Return every record below exactly as written, omitting any pictures.

_ _ _ _

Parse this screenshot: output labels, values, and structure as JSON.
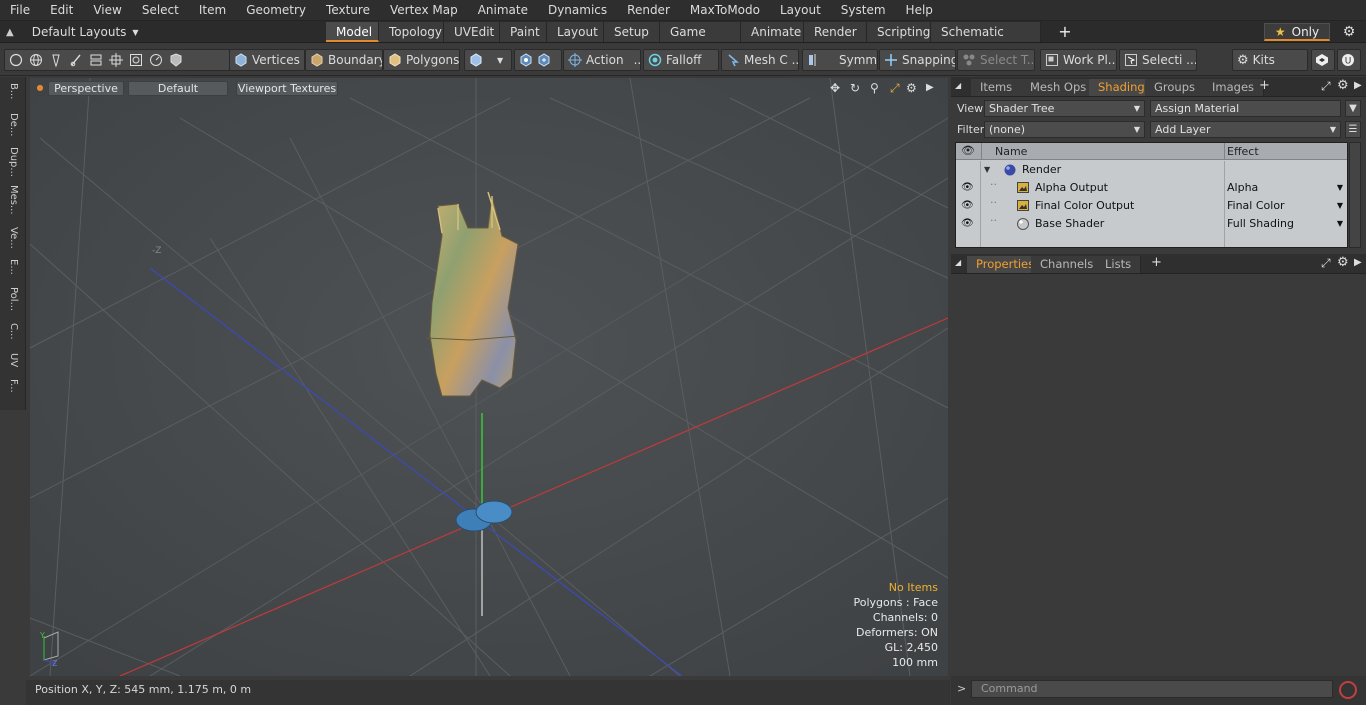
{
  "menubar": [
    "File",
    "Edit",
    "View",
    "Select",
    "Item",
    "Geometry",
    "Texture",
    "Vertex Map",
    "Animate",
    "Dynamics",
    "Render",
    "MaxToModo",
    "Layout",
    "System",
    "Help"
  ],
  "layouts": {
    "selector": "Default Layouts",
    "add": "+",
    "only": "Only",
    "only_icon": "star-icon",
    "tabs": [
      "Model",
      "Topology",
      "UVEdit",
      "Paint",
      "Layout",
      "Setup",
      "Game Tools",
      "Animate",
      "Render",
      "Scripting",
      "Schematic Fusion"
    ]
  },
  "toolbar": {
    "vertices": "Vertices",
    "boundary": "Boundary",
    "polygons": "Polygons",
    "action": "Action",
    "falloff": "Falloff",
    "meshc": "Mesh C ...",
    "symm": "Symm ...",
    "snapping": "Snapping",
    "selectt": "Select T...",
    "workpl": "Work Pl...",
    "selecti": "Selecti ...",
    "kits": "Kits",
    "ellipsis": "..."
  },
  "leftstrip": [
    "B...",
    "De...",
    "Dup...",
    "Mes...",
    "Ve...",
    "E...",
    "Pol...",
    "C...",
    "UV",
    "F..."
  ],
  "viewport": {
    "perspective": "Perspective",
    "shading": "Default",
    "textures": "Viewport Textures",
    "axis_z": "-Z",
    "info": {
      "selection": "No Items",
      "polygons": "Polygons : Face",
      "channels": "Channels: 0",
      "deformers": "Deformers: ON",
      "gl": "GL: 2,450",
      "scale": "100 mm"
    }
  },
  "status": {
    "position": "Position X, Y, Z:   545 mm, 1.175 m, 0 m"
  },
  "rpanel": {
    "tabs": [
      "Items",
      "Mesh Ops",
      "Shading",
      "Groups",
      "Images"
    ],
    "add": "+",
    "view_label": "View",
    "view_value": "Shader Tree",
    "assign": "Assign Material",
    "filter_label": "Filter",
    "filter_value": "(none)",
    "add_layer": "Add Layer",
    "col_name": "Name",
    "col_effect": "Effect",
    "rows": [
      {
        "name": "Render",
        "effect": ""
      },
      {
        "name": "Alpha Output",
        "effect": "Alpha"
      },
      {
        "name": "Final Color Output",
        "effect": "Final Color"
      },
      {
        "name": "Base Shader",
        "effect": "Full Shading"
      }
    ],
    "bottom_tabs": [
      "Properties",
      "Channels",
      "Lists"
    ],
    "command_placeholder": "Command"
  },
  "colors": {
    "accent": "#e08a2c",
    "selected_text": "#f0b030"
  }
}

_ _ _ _

• Task result
Parse this screenshot: output labels, values, and structure as JSON.
{
  "menubar": [
    "File",
    "Edit",
    "View",
    "Select",
    "Item",
    "Geometry",
    "Texture",
    "Vertex Map",
    "Animate",
    "Dynamics",
    "Render",
    "MaxToModo",
    "Layout",
    "System",
    "Help"
  ],
  "layouts": {
    "selector": "Default Layouts",
    "add": "+",
    "only": "Only",
    "only_icon": "star-icon",
    "tabs": [
      "Model",
      "Topology",
      "UVEdit",
      "Paint",
      "Layout",
      "Setup",
      "Game Tools",
      "Animate",
      "Render",
      "Scripting",
      "Schematic Fusion"
    ]
  },
  "toolbar": {
    "vertices": "Vertices",
    "boundary": "Boundary",
    "polygons": "Polygons",
    "action": "Action",
    "falloff": "Falloff",
    "meshc": "Mesh C ...",
    "symm": "Symm ...",
    "snapping": "Snapping",
    "selectt": "Select T...",
    "workpl": "Work Pl...",
    "selecti": "Selecti ...",
    "kits": "Kits",
    "ellipsis": "..."
  },
  "leftstrip": [
    "B...",
    "De...",
    "Dup...",
    "Mes...",
    "Ve...",
    "E...",
    "Pol...",
    "C...",
    "UV",
    "F..."
  ],
  "viewport": {
    "perspective": "Perspective",
    "shading": "Default",
    "textures": "Viewport Textures",
    "axis_z": "-Z",
    "info": {
      "selection": "No Items",
      "polygons": "Polygons : Face",
      "channels": "Channels: 0",
      "deformers": "Deformers: ON",
      "gl": "GL: 2,450",
      "scale": "100 mm"
    }
  },
  "status": {
    "position": "Position X, Y, Z:   545 mm, 1.175 m, 0 m"
  },
  "rpanel": {
    "tabs": [
      "Items",
      "Mesh Ops",
      "Shading",
      "Groups",
      "Images"
    ],
    "add": "+",
    "view_label": "View",
    "view_value": "Shader Tree",
    "assign": "Assign Material",
    "filter_label": "Filter",
    "filter_value": "(none)",
    "add_layer": "Add Layer",
    "col_name": "Name",
    "col_effect": "Effect",
    "rows": [
      {
        "name": "Render",
        "effect": ""
      },
      {
        "name": "Alpha Output",
        "effect": "Alpha"
      },
      {
        "name": "Final Color Output",
        "effect": "Final Color"
      },
      {
        "name": "Base Shader",
        "effect": "Full Shading"
      }
    ],
    "bottom_tabs": [
      "Properties",
      "Channels",
      "Lists"
    ],
    "command_placeholder": "Command"
  },
  "colors": {
    "accent": "#e08a2c",
    "selected_text": "#f0b030"
  }
}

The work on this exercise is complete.